### Task details
Print the entries below again exactly as they stand, but skip any picture.

Website and app data records
○ ○ ○ ○

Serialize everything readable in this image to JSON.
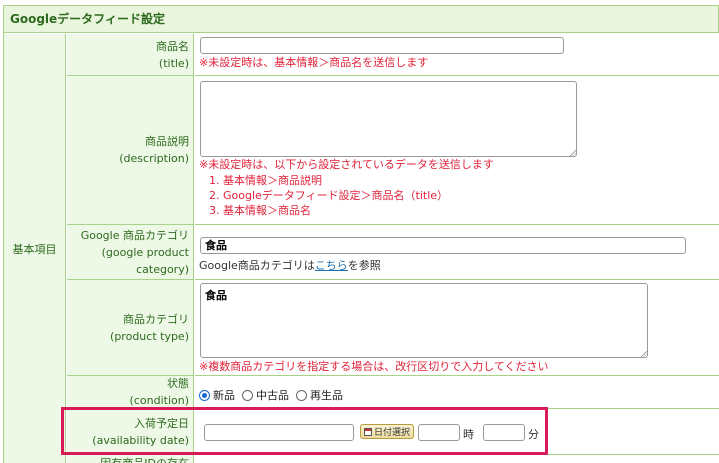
{
  "panel": {
    "title": "Googleデータフィード設定"
  },
  "group": {
    "label": "基本項目"
  },
  "rows": {
    "title": {
      "label_ja": "商品名",
      "label_en": "(title)",
      "value": "",
      "note": "※未設定時は、基本情報＞商品名を送信します"
    },
    "description": {
      "label_ja": "商品説明",
      "label_en": "(description)",
      "value": "",
      "note": "※未設定時は、以下から設定されているデータを送信します",
      "list": [
        "1. 基本情報＞商品説明",
        "2. Googleデータフィード設定＞商品名（title）",
        "3. 基本情報＞商品名"
      ]
    },
    "google_category": {
      "label_ja": "Google 商品カテゴリ",
      "label_en1": "(google product",
      "label_en2": "category)",
      "value": "食品",
      "help_prefix": "Google商品カテゴリは",
      "help_link": "こちら",
      "help_suffix": "を参照"
    },
    "product_type": {
      "label_ja": "商品カテゴリ",
      "label_en": "(product type)",
      "value": "食品",
      "note": "※複数商品カテゴリを指定する場合は、改行区切りで入力してください"
    },
    "condition": {
      "label_ja": "状態",
      "label_en": "(condition)",
      "options": [
        "新品",
        "中古品",
        "再生品"
      ],
      "selected": "新品"
    },
    "availability_date": {
      "label_ja": "入荷予定日",
      "label_en": "(availability date)",
      "date_value": "",
      "date_button": "日付選択",
      "hour_value": "",
      "hour_unit": "時",
      "minute_value": "",
      "minute_unit": "分"
    },
    "identifier": {
      "label_ja": "固有商品IDの存在"
    }
  },
  "colors": {
    "border": "#a8d28a",
    "label_bg": "#eef8e6",
    "label_text": "#2d6a1e",
    "note": "#e0223a",
    "highlight": "#d81b58"
  }
}
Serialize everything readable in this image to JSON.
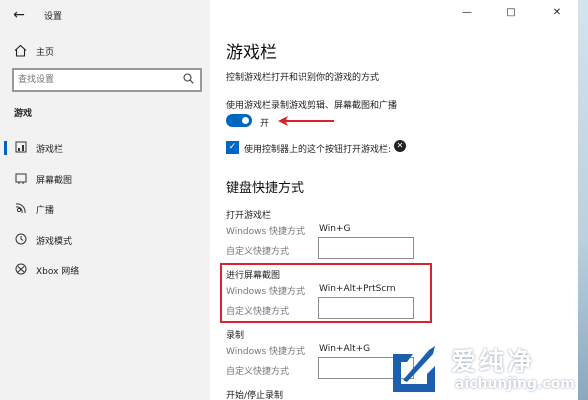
{
  "window": {
    "title": "设置"
  },
  "sidebar": {
    "home": "主页",
    "search_placeholder": "查找设置",
    "section": "游戏",
    "items": [
      {
        "label": "游戏栏",
        "icon": "game-bar-icon"
      },
      {
        "label": "屏幕截图",
        "icon": "capture-icon"
      },
      {
        "label": "广播",
        "icon": "broadcast-icon"
      },
      {
        "label": "游戏模式",
        "icon": "game-mode-icon"
      },
      {
        "label": "Xbox 网络",
        "icon": "xbox-icon"
      }
    ]
  },
  "main": {
    "title": "游戏栏",
    "description": "控制游戏栏打开和识别你的游戏的方式",
    "record_label": "使用游戏栏录制游戏剪辑、屏幕截图和广播",
    "toggle_state": "开",
    "checkbox_label": "使用控制器上的这个按钮打开游戏栏:",
    "shortcuts_title": "键盘快捷方式",
    "groups": [
      {
        "title": "打开游戏栏",
        "windows_key": "Windows 快捷方式",
        "windows_value": "Win+G",
        "custom_key": "自定义快捷方式"
      },
      {
        "title": "进行屏幕截图",
        "windows_key": "Windows 快捷方式",
        "windows_value": "Win+Alt+PrtScrn",
        "custom_key": "自定义快捷方式"
      },
      {
        "title": "录制",
        "windows_key": "Windows 快捷方式",
        "windows_value": "Win+Alt+G",
        "custom_key": "自定义快捷方式"
      },
      {
        "title": "开始/停止录制"
      }
    ]
  },
  "watermark": {
    "cn": "爱纯净",
    "en": "aichunjing.com"
  },
  "colors": {
    "accent": "#0067c0",
    "highlight": "#d9232e"
  }
}
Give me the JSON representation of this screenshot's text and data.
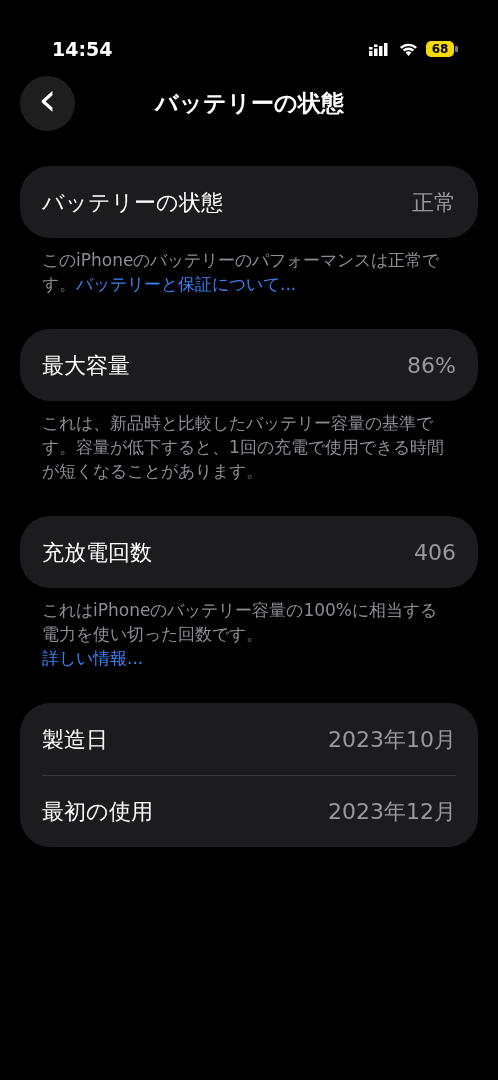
{
  "status_bar": {
    "time": "14:54",
    "battery": "68"
  },
  "nav": {
    "title": "バッテリーの状態",
    "back": "‹"
  },
  "sections": [
    {
      "rows": [
        {
          "label": "バッテリーの状態",
          "value": "正常"
        }
      ],
      "footer": {
        "text": "このiPhoneのバッテリーのパフォーマンスは正常です。",
        "link": "バッテリーと保証について...",
        "link_block": false
      }
    },
    {
      "rows": [
        {
          "label": "最大容量",
          "value": "86%"
        }
      ],
      "footer": {
        "text": "これは、新品時と比較したバッテリー容量の基準です。容量が低下すると、1回の充電で使用できる時間が短くなることがあります。"
      }
    },
    {
      "rows": [
        {
          "label": "充放電回数",
          "value": "406"
        }
      ],
      "footer": {
        "text": "これはiPhoneのバッテリー容量の100%に相当する電力を使い切った回数です。",
        "link": "詳しい情報...",
        "link_block": true
      }
    },
    {
      "rows": [
        {
          "label": "製造日",
          "value": "2023年10月"
        },
        {
          "label": "最初の使用",
          "value": "2023年12月"
        }
      ]
    }
  ]
}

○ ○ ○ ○

### Reply
Serialize everything readable in this image to JSON.
{
  "panel": {
    "title": "Googleデータフィード設定"
  },
  "group": {
    "label": "基本項目"
  },
  "rows": {
    "title": {
      "label_ja": "商品名",
      "label_en": "(title)",
      "value": "",
      "note": "※未設定時は、基本情報＞商品名を送信します"
    },
    "description": {
      "label_ja": "商品説明",
      "label_en": "(description)",
      "value": "",
      "note": "※未設定時は、以下から設定されているデータを送信します",
      "list": [
        "1. 基本情報＞商品説明",
        "2. Googleデータフィード設定＞商品名（title）",
        "3. 基本情報＞商品名"
      ]
    },
    "google_category": {
      "label_ja": "Google 商品カテゴリ",
      "label_en1": "(google product",
      "label_en2": "category)",
      "value": "食品",
      "help_prefix": "Google商品カテゴリは",
      "help_link": "こちら",
      "help_suffix": "を参照"
    },
    "product_type": {
      "label_ja": "商品カテゴリ",
      "label_en": "(product type)",
      "value": "食品",
      "note": "※複数商品カテゴリを指定する場合は、改行区切りで入力してください"
    },
    "condition": {
      "label_ja": "状態",
      "label_en": "(condition)",
      "options": [
        "新品",
        "中古品",
        "再生品"
      ],
      "selected": "新品"
    },
    "availability_date": {
      "label_ja": "入荷予定日",
      "label_en": "(availability date)",
      "date_value": "",
      "date_button": "日付選択",
      "hour_value": "",
      "hour_unit": "時",
      "minute_value": "",
      "minute_unit": "分"
    },
    "identifier": {
      "label_ja": "固有商品IDの存在"
    }
  },
  "colors": {
    "border": "#a8d28a",
    "label_bg": "#eef8e6",
    "label_text": "#2d6a1e",
    "note": "#e0223a",
    "highlight": "#d81b58"
  }
}
Serialize everything readable in this image to JSON.
{
  "window": {
    "title": "设置"
  },
  "sidebar": {
    "home": "主页",
    "search_placeholder": "查找设置",
    "section": "游戏",
    "items": [
      {
        "label": "游戏栏",
        "icon": "game-bar-icon"
      },
      {
        "label": "屏幕截图",
        "icon": "capture-icon"
      },
      {
        "label": "广播",
        "icon": "broadcast-icon"
      },
      {
        "label": "游戏模式",
        "icon": "game-mode-icon"
      },
      {
        "label": "Xbox 网络",
        "icon": "xbox-icon"
      }
    ]
  },
  "main": {
    "title": "游戏栏",
    "description": "控制游戏栏打开和识别你的游戏的方式",
    "record_label": "使用游戏栏录制游戏剪辑、屏幕截图和广播",
    "toggle_state": "开",
    "checkbox_label": "使用控制器上的这个按钮打开游戏栏:",
    "shortcuts_title": "键盘快捷方式",
    "groups": [
      {
        "title": "打开游戏栏",
        "windows_key": "Windows 快捷方式",
        "windows_value": "Win+G",
        "custom_key": "自定义快捷方式"
      },
      {
        "title": "进行屏幕截图",
        "windows_key": "Windows 快捷方式",
        "windows_value": "Win+Alt+PrtScrn",
        "custom_key": "自定义快捷方式"
      },
      {
        "title": "录制",
        "windows_key": "Windows 快捷方式",
        "windows_value": "Win+Alt+G",
        "custom_key": "自定义快捷方式"
      },
      {
        "title": "开始/停止录制"
      }
    ]
  },
  "watermark": {
    "cn": "爱纯净",
    "en": "aichunjing.com"
  },
  "colors": {
    "accent": "#0067c0",
    "highlight": "#d9232e"
  }
}
Give me the JSON representation of this screenshot's text and data.
{
  "status_bar": {
    "time": "14:54",
    "battery": "68"
  },
  "nav": {
    "title": "バッテリーの状態",
    "back": "‹"
  },
  "sections": [
    {
      "rows": [
        {
          "label": "バッテリーの状態",
          "value": "正常"
        }
      ],
      "footer": {
        "text": "このiPhoneのバッテリーのパフォーマンスは正常です。",
        "link": "バッテリーと保証について...",
        "link_block": false
      }
    },
    {
      "rows": [
        {
          "label": "最大容量",
          "value": "86%"
        }
      ],
      "footer": {
        "text": "これは、新品時と比較したバッテリー容量の基準です。容量が低下すると、1回の充電で使用できる時間が短くなることがあります。"
      }
    },
    {
      "rows": [
        {
          "label": "充放電回数",
          "value": "406"
        }
      ],
      "footer": {
        "text": "これはiPhoneのバッテリー容量の100%に相当する電力を使い切った回数です。",
        "link": "詳しい情報...",
        "link_block": true
      }
    },
    {
      "rows": [
        {
          "label": "製造日",
          "value": "2023年10月"
        },
        {
          "label": "最初の使用",
          "value": "2023年12月"
        }
      ]
    }
  ]
}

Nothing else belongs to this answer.